I’ve always been fascinated by the dominance of speech on this list, and the lengthy enumeration of the many categories of sins related to it. The author seems to be warning us that we as human beings we can inflict such grievous harm on one another through speaking that each variation on this theme must be spelled out.

I take great comfort in reciting all of these sins in the plural, and in knowing that I am not the only one in my community cringing at the recitation of these particular transgressions (perhaps more than some others, like bribe taking and embezzlement!). Who among us hasn’t been judgmental or condescending, or lashed out impulsively in anger? Who hasn’t inadvertently caused pain, inflicting unintentional wounds with our words? Who hasn’t repeated (or reposted) something without scrupulously confirming its veracity, and who hasn’t shared something that even if true, could cause great damage?

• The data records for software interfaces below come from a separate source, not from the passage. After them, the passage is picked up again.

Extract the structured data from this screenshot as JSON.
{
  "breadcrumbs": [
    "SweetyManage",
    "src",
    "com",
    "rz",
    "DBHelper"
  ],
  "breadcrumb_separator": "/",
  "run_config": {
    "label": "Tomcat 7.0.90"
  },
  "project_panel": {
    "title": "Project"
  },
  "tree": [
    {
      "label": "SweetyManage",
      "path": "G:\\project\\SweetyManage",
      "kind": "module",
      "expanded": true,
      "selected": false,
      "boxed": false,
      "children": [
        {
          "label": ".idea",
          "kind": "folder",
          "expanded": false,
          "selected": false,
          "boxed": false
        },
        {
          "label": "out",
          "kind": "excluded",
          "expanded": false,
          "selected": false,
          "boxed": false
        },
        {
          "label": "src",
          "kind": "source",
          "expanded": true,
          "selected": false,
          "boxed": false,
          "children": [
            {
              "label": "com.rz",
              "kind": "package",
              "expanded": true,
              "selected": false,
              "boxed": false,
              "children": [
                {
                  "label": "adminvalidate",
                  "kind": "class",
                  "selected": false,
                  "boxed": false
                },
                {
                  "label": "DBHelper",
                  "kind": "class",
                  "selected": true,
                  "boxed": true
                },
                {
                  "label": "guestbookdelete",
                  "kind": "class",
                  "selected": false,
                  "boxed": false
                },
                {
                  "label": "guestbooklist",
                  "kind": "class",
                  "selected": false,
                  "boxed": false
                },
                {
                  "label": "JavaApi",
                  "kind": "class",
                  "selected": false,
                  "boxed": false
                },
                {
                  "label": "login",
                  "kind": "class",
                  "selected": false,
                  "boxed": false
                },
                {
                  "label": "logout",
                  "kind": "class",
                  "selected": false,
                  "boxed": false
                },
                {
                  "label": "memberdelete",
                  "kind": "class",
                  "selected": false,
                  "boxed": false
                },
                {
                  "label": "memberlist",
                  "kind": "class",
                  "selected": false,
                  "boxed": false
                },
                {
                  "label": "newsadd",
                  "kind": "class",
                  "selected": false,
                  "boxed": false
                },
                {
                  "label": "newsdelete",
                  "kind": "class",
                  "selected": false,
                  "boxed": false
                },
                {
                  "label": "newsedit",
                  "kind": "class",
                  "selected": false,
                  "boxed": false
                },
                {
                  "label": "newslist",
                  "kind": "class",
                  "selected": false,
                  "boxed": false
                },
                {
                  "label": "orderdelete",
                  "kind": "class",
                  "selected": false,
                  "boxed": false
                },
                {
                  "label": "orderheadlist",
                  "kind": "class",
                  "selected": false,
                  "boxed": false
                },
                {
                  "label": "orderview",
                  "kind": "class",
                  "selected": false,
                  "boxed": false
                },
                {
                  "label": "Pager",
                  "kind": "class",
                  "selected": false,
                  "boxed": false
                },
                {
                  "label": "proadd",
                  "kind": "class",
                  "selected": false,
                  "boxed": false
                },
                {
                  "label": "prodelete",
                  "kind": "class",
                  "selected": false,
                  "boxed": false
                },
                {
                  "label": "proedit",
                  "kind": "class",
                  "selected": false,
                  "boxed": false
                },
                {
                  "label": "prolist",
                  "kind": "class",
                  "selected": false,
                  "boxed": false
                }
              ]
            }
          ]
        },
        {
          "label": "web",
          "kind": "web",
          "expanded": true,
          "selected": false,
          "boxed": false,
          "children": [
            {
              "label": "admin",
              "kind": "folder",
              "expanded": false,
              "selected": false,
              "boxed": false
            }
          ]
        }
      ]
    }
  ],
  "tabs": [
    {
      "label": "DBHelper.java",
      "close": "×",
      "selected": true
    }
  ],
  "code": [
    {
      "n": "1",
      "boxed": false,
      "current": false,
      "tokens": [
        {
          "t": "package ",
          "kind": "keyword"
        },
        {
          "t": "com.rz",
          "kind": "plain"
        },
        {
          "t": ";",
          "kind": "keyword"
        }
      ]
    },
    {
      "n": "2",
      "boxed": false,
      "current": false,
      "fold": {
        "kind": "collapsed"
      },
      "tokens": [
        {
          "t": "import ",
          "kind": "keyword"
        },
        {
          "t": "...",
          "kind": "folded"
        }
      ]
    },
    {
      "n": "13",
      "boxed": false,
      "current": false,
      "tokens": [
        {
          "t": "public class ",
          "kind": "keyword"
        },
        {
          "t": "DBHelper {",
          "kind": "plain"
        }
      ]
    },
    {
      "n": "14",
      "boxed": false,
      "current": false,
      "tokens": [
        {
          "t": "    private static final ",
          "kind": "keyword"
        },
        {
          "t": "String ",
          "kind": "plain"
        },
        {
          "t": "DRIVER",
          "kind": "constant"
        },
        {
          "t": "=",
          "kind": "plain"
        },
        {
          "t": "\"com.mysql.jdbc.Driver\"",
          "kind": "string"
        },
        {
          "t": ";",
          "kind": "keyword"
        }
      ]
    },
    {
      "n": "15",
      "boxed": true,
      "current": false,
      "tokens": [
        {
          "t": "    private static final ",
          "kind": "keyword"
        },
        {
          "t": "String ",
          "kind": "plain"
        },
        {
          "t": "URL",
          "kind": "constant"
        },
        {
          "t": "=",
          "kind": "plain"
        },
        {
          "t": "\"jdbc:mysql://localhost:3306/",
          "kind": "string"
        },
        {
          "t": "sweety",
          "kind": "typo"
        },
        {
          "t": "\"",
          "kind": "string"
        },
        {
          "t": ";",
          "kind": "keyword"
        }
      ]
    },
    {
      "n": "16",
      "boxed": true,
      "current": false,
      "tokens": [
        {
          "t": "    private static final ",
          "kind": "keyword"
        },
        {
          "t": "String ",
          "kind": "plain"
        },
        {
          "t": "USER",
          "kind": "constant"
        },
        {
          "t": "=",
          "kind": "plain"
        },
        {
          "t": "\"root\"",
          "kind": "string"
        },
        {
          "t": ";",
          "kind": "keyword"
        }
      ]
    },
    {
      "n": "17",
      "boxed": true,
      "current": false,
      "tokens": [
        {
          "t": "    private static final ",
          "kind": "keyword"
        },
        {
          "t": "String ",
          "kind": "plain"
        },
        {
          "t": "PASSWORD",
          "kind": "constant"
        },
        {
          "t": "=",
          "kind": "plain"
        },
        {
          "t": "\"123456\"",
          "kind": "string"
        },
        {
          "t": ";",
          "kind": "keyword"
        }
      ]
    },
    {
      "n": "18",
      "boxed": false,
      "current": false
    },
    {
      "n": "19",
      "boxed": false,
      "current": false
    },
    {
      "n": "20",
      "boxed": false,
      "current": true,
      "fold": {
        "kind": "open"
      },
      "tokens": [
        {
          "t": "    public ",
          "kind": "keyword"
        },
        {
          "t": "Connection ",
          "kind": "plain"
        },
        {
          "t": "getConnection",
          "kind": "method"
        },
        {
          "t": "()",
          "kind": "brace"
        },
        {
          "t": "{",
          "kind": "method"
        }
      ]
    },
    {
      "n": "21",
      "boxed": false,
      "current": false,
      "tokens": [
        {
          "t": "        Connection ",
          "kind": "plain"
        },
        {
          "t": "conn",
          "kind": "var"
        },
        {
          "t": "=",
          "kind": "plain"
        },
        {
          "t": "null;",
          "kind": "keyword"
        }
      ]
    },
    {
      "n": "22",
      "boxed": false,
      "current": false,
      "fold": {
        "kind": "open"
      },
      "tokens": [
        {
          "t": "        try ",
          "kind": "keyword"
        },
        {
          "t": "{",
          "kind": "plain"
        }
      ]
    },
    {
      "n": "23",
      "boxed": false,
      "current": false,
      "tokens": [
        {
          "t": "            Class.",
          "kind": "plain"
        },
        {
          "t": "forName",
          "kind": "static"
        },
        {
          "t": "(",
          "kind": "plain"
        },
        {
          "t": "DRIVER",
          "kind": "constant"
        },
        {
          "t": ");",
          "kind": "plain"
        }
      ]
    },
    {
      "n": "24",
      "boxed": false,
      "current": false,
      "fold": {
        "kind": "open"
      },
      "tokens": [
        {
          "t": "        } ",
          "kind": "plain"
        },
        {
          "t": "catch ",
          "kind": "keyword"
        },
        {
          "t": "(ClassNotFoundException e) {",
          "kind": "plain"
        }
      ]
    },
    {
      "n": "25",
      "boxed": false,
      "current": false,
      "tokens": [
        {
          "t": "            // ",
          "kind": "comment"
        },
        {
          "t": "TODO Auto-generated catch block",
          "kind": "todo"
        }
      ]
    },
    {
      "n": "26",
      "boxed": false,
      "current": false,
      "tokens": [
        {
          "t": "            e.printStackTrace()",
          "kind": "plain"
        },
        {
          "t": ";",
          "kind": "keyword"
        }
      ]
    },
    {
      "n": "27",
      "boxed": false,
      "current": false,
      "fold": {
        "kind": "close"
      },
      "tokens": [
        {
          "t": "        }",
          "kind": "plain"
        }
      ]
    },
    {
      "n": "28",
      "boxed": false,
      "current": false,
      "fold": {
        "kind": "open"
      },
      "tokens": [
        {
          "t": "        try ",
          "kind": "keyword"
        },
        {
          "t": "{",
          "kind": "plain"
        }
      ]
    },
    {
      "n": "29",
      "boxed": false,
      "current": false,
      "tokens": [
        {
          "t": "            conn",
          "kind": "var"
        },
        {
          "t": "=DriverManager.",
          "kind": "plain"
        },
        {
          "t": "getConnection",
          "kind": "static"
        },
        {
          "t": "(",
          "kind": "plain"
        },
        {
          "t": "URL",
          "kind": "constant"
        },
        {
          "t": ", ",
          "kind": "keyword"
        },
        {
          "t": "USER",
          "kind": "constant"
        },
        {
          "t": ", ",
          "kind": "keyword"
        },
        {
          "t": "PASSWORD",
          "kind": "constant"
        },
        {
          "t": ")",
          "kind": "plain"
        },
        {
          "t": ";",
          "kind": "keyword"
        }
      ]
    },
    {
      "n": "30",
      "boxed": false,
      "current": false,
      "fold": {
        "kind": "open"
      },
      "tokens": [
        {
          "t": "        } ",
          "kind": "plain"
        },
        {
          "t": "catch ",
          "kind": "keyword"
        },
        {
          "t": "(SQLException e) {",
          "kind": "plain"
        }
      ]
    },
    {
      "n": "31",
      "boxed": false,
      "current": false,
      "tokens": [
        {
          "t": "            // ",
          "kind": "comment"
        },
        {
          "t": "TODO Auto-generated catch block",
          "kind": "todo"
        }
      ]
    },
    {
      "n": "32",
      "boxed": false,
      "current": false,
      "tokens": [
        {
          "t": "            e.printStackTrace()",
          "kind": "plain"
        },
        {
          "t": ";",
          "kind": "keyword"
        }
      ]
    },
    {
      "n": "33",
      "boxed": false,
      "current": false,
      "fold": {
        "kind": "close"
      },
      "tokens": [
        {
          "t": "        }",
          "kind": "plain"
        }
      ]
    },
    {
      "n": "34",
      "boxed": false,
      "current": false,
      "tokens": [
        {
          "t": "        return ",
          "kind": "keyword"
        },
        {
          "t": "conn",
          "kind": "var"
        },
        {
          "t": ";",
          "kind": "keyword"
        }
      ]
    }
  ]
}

The Al Chet is my yearly reminder that speech can serve as a weapon in myriad ways, and that diligence is required in guarding my tongue against evil.

This year, while I temporarily serve as Executive Director of JCRC, I find myself reflecting not only on my personal actions, but on the actions of this organization, which in the words of our mission statement is the “representative voice of the organized Jewish community”. Given that weighty charge, what should be our guideposts in speaking on behalf of our community? What sins must we take great care to avoid committing? Permit me to suggest a few.

1. For the sin of ill-timed speech

Since so much of our work is by its nature reactive to unfolding events in our community and beyond, we frequently make rapid judgments about when to speak out. And sometimes we miss the mark. Speaking too quickly can mean that we haven’t sufficiently thought through the consequences of our words on all parts of the community. Waiting too long to speak can mean that we missed a moment when our community desperately needed to hear from us on an issue of grave concern.

2. For the sin of speaking when we should have remained silent

With the pressure of a never-ending news cycle to which we are all glued, we can succumb to the pressure to comment on a story that is still unfolding. We can make assumptions that are not borne out by facts once they are fully known.

3. For the sin of speech that is not representative

As the representative voice of the organized Jewish community, we go to great lengths to ensure that we are capturing the opinions, values, and sensibilities of that body. To be clear, we do not claim to represent the Boston Jewish community in general (how could anyone possibly do so?) but we are obligated to get it right in representing our organizations on policy issues. So we consult with our organizational Council members and check in frequently between scheduled meetings. But we can still get it wrong, and speak out in ways that are at best insensitive and at worst, hurtful, to parts of our community.

As we enter 5780, a year I fear will be no less fraught or complicated for our People, locally and around the world, we commit ourselves anew to listening carefully to our constituents and to speaking on their behalf when the time demands it of us, thoughtfully and respectfully. And to be transparent about our failures should we miss the mark. We hope to count on you to inform our decisions and to keep sharing your reflections with us.

Wishing us all a 5780 that inspires us to be our best individual and organizational selves.

Shabbat shalom and chag sameach,

Nahma